2

I have several clients with sites and platforms that have fallen into disrepair over the months and years due to a lack of ongoing enhancements, improvements, and iteration generally.

I'm looking for methods or processes to better manage these clients' priorities to make sure that, after we clean things up and make some improvements, we don't end up right back here 9-12 months down the road.

I am considering a quarterly or bi-annual workshop to discuss the state of the platform, review user data, do some user interviews or observations etc. but this seems maybe a bit heavy.

What are some ways you have worked with clients or internal stakeholders to uncover and priorities ongoing enhancements to an existing platform?

closed as too broad by maxathousand, Shreyas Tripathy, locationunknown, Devin, RobbyReindeer May 1 '18 at 7:23

Please edit the question to limit it to a specific problem with enough detail to identify an adequate answer. Avoid asking multiple distinct questions at once. See the How to Ask page for help clarifying this question. If this question can be reworded to fit the rules in the help center, please edit the question.

3

...methods or processes to better manage these clients' priorities...

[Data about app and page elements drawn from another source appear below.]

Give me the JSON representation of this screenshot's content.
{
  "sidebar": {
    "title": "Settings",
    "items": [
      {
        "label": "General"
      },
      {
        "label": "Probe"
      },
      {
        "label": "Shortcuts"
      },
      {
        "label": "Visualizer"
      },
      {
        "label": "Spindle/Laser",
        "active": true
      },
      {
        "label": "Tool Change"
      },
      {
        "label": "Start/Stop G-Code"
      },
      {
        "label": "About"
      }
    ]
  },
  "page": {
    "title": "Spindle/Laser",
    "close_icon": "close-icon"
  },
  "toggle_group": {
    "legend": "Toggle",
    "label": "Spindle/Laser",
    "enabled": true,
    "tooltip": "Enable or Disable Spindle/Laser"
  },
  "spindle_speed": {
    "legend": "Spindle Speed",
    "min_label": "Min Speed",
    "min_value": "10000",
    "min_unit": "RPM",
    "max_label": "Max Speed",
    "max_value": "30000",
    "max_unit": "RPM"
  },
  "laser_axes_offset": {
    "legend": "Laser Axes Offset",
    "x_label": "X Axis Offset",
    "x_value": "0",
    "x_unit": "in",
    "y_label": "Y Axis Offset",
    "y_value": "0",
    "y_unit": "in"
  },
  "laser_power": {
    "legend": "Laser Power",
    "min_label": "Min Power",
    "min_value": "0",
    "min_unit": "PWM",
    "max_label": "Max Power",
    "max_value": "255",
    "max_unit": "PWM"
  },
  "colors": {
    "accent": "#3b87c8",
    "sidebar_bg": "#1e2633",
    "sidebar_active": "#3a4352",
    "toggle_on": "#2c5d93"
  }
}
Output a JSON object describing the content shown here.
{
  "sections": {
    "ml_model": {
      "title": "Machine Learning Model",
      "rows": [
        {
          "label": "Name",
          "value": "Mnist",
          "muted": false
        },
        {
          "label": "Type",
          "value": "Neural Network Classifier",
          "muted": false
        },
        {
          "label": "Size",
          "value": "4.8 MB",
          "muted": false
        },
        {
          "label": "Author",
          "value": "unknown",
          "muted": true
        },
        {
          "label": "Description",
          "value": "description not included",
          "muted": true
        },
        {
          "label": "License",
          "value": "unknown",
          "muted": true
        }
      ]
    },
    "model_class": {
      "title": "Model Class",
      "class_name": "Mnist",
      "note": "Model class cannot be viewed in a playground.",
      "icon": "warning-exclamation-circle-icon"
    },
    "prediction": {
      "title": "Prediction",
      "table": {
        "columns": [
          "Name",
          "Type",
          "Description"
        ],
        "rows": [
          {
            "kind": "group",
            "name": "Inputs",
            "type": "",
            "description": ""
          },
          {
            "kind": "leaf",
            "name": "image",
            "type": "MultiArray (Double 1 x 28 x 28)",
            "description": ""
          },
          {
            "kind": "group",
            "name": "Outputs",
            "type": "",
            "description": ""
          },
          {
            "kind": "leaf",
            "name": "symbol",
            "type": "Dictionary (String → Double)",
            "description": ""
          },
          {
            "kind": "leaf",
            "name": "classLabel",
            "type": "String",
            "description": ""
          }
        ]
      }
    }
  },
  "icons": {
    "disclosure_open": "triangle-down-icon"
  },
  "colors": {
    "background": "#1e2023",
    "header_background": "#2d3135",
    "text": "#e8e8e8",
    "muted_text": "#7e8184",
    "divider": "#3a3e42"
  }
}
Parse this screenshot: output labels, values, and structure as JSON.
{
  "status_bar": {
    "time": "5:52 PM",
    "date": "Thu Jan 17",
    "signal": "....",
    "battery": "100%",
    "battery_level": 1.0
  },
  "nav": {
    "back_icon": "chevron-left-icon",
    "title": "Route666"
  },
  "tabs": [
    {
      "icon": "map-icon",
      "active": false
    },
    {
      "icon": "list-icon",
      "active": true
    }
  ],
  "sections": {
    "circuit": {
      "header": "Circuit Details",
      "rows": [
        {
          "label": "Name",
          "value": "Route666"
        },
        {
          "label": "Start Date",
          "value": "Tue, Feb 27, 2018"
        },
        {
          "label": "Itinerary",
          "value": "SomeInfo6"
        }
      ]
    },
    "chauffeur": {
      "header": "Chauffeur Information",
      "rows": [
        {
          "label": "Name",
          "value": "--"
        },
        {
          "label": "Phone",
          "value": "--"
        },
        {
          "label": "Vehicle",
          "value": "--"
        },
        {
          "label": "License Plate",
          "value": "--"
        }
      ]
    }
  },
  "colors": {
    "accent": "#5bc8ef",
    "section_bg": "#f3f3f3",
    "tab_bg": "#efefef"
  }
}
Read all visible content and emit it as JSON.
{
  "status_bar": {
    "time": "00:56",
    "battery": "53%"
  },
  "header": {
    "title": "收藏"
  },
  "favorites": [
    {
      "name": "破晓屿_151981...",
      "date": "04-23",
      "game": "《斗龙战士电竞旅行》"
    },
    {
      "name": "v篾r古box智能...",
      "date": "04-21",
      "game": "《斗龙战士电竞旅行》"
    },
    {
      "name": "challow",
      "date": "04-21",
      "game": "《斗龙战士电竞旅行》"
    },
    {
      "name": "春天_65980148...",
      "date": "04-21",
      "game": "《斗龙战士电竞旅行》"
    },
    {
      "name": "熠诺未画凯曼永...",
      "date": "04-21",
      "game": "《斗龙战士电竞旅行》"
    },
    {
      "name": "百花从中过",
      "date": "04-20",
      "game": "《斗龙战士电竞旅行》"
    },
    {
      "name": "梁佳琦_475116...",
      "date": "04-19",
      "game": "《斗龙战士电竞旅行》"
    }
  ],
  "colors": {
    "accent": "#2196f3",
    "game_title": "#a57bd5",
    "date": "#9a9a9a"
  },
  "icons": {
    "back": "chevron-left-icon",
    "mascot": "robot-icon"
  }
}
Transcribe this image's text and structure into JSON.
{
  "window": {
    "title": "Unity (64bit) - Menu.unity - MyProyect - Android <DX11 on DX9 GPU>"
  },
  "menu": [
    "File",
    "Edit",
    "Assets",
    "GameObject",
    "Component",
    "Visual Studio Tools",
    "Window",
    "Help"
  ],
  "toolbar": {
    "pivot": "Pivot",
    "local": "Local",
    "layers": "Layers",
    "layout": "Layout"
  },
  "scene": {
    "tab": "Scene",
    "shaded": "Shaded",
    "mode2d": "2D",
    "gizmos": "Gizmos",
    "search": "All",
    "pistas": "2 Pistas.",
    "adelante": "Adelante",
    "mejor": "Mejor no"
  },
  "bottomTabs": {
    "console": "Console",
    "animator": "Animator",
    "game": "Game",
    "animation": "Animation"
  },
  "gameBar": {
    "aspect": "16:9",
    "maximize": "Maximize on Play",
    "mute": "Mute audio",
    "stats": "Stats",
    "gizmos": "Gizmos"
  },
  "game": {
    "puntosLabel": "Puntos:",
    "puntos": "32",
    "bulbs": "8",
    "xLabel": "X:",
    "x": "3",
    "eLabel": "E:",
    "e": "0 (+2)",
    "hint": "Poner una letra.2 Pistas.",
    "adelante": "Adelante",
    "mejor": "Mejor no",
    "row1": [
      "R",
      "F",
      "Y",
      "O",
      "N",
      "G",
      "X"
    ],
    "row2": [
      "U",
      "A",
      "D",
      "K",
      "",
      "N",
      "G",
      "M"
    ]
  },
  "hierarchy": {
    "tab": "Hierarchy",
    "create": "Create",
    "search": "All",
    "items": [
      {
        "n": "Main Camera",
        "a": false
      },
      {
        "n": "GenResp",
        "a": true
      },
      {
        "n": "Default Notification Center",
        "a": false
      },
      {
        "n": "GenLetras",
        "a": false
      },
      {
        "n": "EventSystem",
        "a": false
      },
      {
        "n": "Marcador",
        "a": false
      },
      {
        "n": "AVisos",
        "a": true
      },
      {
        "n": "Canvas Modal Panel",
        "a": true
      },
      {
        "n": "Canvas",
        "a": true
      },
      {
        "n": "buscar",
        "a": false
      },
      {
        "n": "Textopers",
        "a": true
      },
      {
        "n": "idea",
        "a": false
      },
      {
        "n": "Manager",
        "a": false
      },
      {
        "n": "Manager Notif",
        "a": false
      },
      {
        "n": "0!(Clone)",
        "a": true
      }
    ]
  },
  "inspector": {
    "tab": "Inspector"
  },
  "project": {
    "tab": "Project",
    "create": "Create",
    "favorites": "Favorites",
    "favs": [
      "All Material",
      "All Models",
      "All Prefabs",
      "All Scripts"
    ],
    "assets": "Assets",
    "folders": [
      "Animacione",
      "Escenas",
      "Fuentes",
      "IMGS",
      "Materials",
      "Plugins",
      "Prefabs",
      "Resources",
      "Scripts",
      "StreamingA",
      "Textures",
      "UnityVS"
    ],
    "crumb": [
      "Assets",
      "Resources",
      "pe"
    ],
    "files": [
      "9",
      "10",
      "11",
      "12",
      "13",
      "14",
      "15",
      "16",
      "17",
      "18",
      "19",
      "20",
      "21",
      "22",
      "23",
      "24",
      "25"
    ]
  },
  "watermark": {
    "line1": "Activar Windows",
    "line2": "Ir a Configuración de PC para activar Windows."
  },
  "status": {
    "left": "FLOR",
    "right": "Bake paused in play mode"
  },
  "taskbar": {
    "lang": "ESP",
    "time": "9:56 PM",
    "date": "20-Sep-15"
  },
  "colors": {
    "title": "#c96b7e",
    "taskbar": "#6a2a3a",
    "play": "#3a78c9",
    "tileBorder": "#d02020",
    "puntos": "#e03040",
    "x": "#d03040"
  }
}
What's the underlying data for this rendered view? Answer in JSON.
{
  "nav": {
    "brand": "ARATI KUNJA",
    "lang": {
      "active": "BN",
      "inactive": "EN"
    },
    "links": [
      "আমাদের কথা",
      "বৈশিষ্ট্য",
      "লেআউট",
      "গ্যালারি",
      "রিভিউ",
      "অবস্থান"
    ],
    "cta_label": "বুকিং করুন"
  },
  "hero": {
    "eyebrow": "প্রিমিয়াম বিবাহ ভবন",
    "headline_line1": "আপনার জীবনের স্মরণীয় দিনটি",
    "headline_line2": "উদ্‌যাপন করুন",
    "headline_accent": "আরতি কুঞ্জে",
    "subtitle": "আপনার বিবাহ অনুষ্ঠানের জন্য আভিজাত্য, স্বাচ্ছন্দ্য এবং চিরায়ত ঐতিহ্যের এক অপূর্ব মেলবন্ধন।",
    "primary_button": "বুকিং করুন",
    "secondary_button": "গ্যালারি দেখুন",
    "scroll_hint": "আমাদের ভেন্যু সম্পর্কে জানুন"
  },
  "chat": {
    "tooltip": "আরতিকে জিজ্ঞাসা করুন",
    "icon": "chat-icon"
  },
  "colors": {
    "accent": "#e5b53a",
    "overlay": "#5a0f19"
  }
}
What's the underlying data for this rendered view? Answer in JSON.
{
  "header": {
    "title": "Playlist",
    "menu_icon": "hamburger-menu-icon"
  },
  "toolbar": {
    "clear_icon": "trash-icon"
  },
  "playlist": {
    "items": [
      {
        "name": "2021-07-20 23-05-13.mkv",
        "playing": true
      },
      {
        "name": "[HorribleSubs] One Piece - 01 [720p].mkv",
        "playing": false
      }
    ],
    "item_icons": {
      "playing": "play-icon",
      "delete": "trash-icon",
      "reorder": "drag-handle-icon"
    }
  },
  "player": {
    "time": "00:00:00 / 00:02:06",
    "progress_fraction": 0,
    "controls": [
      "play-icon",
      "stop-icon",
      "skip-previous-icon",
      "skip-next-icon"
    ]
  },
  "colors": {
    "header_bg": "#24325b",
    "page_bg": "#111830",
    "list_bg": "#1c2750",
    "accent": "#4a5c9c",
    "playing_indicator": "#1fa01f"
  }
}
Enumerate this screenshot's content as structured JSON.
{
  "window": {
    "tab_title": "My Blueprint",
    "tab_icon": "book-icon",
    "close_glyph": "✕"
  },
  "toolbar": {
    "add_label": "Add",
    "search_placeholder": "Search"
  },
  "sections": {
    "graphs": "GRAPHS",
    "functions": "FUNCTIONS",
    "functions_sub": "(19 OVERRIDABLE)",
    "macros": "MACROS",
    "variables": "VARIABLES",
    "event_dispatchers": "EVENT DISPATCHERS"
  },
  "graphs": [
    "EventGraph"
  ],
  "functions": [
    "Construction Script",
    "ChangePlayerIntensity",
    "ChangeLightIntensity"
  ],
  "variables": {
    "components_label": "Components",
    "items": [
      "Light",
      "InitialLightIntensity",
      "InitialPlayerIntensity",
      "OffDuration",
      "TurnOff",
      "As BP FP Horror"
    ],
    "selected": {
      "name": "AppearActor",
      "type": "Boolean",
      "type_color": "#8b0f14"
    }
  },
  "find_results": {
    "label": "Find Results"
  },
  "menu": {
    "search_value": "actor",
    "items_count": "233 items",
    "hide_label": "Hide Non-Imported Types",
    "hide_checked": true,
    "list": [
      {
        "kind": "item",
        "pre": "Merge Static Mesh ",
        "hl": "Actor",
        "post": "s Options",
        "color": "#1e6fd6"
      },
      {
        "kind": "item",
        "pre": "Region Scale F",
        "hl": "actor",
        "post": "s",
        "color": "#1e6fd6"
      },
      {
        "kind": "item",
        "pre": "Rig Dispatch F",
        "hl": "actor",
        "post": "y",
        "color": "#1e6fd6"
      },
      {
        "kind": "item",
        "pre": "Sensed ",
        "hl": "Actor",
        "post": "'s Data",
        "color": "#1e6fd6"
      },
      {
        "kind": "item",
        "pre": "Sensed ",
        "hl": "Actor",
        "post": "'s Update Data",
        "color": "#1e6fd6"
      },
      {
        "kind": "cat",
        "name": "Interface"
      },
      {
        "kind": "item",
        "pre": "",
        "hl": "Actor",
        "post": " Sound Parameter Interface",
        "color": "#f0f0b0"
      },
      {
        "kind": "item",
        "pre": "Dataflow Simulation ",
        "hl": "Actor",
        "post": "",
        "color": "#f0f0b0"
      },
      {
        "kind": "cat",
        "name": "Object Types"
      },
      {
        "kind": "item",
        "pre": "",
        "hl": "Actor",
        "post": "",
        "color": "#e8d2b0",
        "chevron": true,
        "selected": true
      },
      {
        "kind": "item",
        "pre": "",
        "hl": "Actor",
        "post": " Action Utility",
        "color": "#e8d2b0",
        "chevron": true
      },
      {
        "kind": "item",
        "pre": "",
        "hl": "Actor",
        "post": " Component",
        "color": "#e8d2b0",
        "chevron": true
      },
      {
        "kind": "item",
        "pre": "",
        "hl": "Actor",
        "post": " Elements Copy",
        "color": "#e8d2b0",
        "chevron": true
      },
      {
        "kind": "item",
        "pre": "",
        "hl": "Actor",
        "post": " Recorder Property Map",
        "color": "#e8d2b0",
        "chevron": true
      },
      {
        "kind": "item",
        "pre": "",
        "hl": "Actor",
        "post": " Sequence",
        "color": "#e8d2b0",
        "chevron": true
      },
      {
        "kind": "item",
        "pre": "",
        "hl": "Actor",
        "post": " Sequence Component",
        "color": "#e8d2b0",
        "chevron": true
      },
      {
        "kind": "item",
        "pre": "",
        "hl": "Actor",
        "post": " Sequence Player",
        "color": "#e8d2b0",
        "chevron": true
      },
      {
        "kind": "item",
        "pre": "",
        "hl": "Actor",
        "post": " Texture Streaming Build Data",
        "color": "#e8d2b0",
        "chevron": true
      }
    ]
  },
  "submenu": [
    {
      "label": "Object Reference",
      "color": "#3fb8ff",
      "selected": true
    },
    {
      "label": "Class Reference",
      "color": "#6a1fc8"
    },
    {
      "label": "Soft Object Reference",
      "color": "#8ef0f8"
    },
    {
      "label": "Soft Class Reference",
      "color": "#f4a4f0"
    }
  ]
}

There's no silver bullet and part of that is the ephemeral nature of priorities. They change over time and what's relevant now may not be as important in 9 months or a year, or whatever the time scale is for your clients.

That said, it's good to at least document things as snapshots of unfinished "wish list" items. Essentially, a backlog of all the things:

Indeed, it contains all things. If an item is in there, it might get done. If it isn’t, there is no chance that it will get done. It’s a list of ‘want to do’ items, not a commitment. Items can be estimated (preferable) or not, but neither case implies a specific time commitment for completion.

(Source)

Just take everything you or anyone else wants to do and stick it in a backlog.

Any scope of specific considerations can be managed as a backlog, with someone acting as it's product owner. I have trouble thinking of examples it doesn't apply to.

Let's use "e-commerce UX" as an example. An e-commerce UX PO might be on the hook for delivery of value to the business units via all things impacted by e-commerce user experience, and they'd have a heap of these "wish list" items described as coherent user stories in their backlog ordered by some informed priority. This PO is responsible for managing that backlog of effort and rationalizing each item in terms of its potential to impact e-commerce UX.

The PO is responsible for balancing what everyone wants done next against what everyone has also agreed to as being important right now.

A framework like this might be an appropriate solution for you, since efforts and priorities are constantly confronted with fair questions about delivery of value all along the way.

  • I think that's the trick, for many of these platforms there isn't a clear product owner. We'll probably need to function as sort of an acting PO doing the kinds of activities you're describing in order to make this all work. – Refe Apr 11 '18 at 19:15
1

It would depend on the size and complexities of those websites and platforms, because you might find that the effort involved in setting something up only adds to the list of things that the client have to invest resources on in order to maintain and keep running (which they don't want to spend money on).

Assuming that the software development team uses something like JIRA or other software process/support management system, you can easily keep track of things like the number of issues raised relating to different parts of the system. This gives you the quantitative information required to work out priorities in terms of frequency. Then you need to obtain either qualitative or quantitative information on the impact of these bugs/defects/user issues, and by applying appropriate weight to the frequency and impact of different categories of issues you will have a curated list to look at and make decisions with.

I think these types of methods and strategies form part of the risk/impact assessment in the bigger picture of continuous improvement as a strategy/process, and it seems like there may be a business practice change required in order for the software development process to align more with the 'agile' software development process that can cope better with constant changes and less certain requirements.

Some of these changes might be at the organisational level (e.g. having a UX manager or lead that drives these initiatives), at the department or project level (e.g. having a product owner as suggested already) or at the team or individual level (e.g. having a process to review and update issues). Again there is no easy answer but I think given the cost and time incurred by the client when the systems go too long without being reviewed, they might be open to a range of options at each of these levels.

Not the answer you're looking for? Browse other questions tagged or ask your own question.